This story is over 5 years old.


[Premiere] A Laser Landscape Sears the San Andreas Fault

Epicenter Projects taps media artist Robert Seidel for a series of long-exposure laser experiments in the desert.

Images and video courtesy Epicenter Projects

While driving through the California desert surrounding the San Andreas Fault line with a trunk full of computers, lasers, and a power generator, Berlin-based artist Robert Seidel passed a number of golf courses and tennis courts that left him scratching his head. "Who confronted these natural and artificial extremes in the first place?" he wondered, echoing the sentiments of the many who decry the water wasted on lush greenery in the middle of a desert. But whoever they were, they and Seidel had something in common: the desire to change the desert landscape into something more captivating.


Working with Cristopher Cichocki and his roaming exhibition space, Epicenter Projects, Seidel is tracing the dry, dusty landscape with long-exposure laser drawings for a new work called Magnitude. Epicenter Projects is relatively new, but offers a fresh perspective on the idea of an exhibition space by creating temporary artworks that can only be experienced through the website. But Seidel's past experience in experimental film, video installation, and environmental projection are left by the wayside in this case, in favor of the laser, which he says is better-suited for the vastness of a moonless desert night.

Robert Seidel, Magnitude #8, Epicenter Projects, 2015

"Getting my hands on the laser gave me the possibility to work in almost infinite scale," he tells The Creators Project. He and Cichocki experimented in different locations before arriving at the outcroppings of rock they've since frosted with tangles of lightning-colored laser light on the Epicenter Projects website. "Because of the dimensions it became a performative gesture. I had to move the laser, using refractions or reflections to inscribe shapes into the canyons. These sequences of drawings and gestural marks added up to a singular image that is not replicable, only captured in long-time digital exposures."

Beneath Magnitude's dazzling surface visuals, Seidel explores a longstanding relationship between the technology and its desert home. "Laser interferometry is used to monitor tectonic deformations, ultimately to detect earthquakes, which threaten large parts of California. There is even the Laser Interferometer Gravitational-Wave Observatory (LIGO) in different American sites to detect gravitational waves predicted by Einstein, so the laser is an established technology in the desert," he explains.


Robert Seidel, Magnitude #1, Epicenter Projects, 2015

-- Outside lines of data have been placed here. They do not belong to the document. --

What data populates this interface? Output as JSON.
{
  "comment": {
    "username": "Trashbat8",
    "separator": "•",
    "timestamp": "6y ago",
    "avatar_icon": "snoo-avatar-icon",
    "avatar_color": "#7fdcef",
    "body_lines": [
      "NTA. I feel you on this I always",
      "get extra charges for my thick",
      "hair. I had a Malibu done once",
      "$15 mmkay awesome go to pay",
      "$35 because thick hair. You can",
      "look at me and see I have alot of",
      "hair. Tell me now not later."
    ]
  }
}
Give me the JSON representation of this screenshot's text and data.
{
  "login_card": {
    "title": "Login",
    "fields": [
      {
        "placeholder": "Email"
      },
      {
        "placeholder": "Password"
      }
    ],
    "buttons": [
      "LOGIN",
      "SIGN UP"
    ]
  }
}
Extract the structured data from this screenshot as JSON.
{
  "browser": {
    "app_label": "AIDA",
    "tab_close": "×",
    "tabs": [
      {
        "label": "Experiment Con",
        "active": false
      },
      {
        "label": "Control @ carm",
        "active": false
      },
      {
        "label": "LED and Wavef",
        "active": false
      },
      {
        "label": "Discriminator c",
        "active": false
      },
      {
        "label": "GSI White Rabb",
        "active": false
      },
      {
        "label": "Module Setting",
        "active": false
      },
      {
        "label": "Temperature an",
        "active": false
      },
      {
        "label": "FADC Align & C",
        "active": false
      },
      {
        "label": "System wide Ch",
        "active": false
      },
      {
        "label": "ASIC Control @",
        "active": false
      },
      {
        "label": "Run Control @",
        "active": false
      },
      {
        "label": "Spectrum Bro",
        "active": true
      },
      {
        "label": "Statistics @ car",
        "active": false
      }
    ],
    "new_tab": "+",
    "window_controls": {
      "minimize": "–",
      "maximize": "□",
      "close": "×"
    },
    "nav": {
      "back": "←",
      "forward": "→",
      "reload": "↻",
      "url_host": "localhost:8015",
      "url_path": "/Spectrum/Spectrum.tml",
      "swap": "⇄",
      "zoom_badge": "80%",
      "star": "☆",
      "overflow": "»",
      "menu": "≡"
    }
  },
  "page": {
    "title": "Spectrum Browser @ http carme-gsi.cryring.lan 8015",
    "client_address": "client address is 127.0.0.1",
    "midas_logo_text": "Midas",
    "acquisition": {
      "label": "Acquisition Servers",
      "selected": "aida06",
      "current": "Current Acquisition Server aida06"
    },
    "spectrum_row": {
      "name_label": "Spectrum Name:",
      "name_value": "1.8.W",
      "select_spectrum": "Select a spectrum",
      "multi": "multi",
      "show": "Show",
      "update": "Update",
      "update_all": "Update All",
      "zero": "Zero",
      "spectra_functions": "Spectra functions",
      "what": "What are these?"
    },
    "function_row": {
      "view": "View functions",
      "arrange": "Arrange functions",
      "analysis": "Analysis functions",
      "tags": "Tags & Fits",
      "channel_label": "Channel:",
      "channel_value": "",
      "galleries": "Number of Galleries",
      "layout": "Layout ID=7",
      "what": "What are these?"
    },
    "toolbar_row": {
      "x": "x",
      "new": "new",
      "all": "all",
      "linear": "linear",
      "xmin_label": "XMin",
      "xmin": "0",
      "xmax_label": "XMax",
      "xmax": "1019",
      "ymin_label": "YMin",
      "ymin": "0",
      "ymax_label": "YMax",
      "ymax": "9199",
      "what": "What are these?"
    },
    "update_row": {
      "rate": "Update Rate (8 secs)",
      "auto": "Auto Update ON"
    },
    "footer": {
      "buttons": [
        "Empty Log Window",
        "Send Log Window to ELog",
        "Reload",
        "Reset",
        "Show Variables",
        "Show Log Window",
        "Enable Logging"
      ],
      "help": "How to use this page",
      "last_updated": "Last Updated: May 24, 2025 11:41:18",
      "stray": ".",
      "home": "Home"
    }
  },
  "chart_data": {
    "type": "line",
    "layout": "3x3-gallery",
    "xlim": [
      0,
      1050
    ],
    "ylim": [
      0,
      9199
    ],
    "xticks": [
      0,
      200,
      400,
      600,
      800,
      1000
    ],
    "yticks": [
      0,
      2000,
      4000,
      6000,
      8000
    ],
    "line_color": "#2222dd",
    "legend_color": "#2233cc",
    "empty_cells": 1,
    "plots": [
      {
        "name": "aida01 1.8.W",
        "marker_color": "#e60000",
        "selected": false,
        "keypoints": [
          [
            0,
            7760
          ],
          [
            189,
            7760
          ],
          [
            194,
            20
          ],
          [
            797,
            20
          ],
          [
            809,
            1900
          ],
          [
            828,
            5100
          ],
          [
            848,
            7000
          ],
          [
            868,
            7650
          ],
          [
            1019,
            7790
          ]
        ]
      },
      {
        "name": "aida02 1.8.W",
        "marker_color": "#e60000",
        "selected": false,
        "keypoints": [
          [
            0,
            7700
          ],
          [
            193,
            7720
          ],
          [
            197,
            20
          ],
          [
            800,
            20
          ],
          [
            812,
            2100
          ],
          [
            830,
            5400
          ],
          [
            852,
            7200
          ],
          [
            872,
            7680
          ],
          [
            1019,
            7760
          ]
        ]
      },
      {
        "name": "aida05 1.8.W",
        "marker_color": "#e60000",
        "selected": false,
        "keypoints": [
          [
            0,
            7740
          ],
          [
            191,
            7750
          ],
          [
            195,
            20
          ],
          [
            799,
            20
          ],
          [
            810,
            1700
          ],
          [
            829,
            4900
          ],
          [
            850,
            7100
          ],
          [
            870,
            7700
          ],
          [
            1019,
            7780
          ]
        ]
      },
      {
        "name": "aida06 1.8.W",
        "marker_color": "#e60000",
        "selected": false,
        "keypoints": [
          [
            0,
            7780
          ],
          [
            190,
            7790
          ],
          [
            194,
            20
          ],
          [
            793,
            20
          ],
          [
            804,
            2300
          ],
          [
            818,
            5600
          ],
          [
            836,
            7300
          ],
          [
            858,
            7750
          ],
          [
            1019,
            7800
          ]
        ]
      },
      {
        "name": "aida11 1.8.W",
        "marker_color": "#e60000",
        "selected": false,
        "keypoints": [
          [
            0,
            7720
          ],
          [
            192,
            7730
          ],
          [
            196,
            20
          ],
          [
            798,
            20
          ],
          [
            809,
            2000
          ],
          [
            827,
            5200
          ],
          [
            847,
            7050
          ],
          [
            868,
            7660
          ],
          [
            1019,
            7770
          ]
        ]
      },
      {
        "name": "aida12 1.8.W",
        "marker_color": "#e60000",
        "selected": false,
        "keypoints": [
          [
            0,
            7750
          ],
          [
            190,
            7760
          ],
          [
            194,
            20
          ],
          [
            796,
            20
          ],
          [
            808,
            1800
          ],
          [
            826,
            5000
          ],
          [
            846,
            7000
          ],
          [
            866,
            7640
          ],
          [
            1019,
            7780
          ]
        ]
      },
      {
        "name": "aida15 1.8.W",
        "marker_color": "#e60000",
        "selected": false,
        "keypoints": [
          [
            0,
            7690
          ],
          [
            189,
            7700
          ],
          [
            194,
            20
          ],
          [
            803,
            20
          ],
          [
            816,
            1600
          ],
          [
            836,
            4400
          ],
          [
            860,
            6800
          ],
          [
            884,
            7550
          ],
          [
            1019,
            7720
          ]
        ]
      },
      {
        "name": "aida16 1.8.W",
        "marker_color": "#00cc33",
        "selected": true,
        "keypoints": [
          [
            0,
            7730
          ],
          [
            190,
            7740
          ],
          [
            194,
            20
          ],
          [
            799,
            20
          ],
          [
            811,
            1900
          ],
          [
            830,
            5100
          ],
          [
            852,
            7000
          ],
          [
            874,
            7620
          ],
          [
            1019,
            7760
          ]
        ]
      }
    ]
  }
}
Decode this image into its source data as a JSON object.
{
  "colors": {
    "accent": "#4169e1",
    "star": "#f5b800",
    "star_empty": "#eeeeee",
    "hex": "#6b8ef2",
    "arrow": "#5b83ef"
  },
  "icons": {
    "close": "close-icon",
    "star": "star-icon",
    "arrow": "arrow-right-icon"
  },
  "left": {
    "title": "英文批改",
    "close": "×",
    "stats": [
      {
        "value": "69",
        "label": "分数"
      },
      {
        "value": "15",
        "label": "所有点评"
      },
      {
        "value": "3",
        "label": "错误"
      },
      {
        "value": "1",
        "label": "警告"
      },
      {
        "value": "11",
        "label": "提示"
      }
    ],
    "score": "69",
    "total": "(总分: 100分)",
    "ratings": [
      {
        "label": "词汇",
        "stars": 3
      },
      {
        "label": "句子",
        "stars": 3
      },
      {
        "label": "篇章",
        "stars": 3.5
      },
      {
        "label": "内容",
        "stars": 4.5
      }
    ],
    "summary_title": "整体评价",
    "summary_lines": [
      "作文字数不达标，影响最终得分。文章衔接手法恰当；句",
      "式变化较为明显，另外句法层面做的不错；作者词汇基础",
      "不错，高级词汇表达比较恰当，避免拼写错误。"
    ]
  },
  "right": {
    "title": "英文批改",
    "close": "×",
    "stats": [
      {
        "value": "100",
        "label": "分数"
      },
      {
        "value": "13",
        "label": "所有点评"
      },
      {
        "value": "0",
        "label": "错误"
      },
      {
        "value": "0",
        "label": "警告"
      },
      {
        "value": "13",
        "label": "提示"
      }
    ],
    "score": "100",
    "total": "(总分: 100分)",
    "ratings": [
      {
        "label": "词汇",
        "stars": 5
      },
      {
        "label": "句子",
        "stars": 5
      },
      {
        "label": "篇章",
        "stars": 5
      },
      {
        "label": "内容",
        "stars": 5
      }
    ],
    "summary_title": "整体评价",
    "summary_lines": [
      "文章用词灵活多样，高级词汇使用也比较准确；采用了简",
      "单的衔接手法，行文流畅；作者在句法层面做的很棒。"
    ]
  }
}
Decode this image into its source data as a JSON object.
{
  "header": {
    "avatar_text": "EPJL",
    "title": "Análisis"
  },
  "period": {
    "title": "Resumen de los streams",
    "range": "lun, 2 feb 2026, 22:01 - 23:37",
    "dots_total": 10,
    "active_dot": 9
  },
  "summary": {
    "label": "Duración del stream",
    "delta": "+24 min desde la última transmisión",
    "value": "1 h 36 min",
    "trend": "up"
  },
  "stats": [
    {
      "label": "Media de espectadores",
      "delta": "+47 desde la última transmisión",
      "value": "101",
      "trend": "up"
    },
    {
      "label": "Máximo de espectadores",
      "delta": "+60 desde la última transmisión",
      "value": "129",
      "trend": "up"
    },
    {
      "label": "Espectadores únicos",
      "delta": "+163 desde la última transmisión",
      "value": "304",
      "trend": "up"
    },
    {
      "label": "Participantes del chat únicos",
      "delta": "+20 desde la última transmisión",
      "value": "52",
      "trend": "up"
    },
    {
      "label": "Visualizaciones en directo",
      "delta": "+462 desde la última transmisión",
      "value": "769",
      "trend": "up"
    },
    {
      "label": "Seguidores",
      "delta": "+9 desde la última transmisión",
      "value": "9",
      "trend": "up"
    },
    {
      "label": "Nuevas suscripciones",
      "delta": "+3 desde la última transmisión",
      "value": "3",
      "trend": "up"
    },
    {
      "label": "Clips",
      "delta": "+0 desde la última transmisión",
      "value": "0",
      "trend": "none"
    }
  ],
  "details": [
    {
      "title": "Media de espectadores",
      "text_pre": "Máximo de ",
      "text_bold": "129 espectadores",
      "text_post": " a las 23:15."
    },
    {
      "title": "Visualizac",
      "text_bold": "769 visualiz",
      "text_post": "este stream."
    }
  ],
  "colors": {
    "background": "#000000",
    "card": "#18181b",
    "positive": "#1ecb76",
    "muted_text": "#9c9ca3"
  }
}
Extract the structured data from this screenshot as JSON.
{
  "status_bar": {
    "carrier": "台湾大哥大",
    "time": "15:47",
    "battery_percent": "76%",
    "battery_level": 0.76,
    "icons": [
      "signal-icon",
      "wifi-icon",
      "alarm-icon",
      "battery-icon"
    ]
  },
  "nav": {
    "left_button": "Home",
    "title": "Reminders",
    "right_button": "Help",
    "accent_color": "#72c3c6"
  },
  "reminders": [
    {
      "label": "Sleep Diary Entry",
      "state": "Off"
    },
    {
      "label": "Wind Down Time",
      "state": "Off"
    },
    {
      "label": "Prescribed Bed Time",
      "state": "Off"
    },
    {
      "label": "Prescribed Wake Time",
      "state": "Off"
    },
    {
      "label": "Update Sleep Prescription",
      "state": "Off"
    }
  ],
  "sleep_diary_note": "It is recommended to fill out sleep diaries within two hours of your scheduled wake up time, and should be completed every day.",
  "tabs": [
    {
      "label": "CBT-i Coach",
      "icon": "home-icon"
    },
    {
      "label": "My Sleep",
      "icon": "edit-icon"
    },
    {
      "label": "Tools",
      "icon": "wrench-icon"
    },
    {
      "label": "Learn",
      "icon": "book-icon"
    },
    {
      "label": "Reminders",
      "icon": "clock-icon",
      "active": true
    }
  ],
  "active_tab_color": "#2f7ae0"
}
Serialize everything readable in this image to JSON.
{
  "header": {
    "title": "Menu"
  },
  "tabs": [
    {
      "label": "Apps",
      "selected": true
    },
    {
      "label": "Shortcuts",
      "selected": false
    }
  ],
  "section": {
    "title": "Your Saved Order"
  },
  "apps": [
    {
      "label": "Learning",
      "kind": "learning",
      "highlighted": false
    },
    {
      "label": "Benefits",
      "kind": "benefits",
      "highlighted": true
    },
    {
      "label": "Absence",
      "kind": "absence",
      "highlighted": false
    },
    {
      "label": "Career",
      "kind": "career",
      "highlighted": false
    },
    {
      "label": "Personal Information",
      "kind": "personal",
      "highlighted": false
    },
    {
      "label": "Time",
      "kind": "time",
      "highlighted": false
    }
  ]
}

The drawings themselves draw upon the Surrealist concept of automatism, with Seidel distilling architectural or scientific concepts—in this case, levels of measurement in the Richter scale, which measures the energy of an earthquake, for example—into visuals. He continues, "The Richter Scale was the perfect origin to develop these laser drawings along the contours of the San Andreas Fault area." The looming undercurrent of catastrophe gives Magnitude an edge, which makes sense given the artist's bleak view of the future.

"Since the cities on this planet are growing exponentially, I think these [deserts] will be the dystopian places of our future," he predicts. Images of the dusty wastelands of Mad Max and Dune spring to mind. "Keeping the infrastructure in the desert alive will probably be too costly, as the shrinking former resort towns alongside the nearly abandoned Salton Sea exemplify." With an array of screenings, several self-curated exhibitions, a solo show, and stage design scheduled for the rest of 2015, Seidel is leaving the desert's dystopian atmosphere behind, but, he adds, "I can safely say that the residency at Epicenter Projects was one of the highlights of this year!"

Robert Seidel, Magnitude #2, 2015

See Magnitude highlight the San Andreas Fault in Epicenter Projects' official images and behind-the-scenes GIFs below.

Robert Seidel, behind the scenes of Magnitude, 2015

Robert Seidel, behind the scenes

 of Magnitude, 2015

 of Magnitude, 2015

 of Magnitude, 2015

 of Magnitude, 2015

 of Magnitude, 2015


 of Magnitude, 2015

See the full set of images on the Magnitude project page, and check out more of Robert Seidel's work on his website.


Watch a Flying Laser Caught on Video For the First Time

Giant Laser Sphere Floods Your Retinas with Dancing Light

Li Hui: What Lasers And Zen Buddhism Have In Common

Richard Serra's Newest Installation Is In The Middle Of The Qatari Desert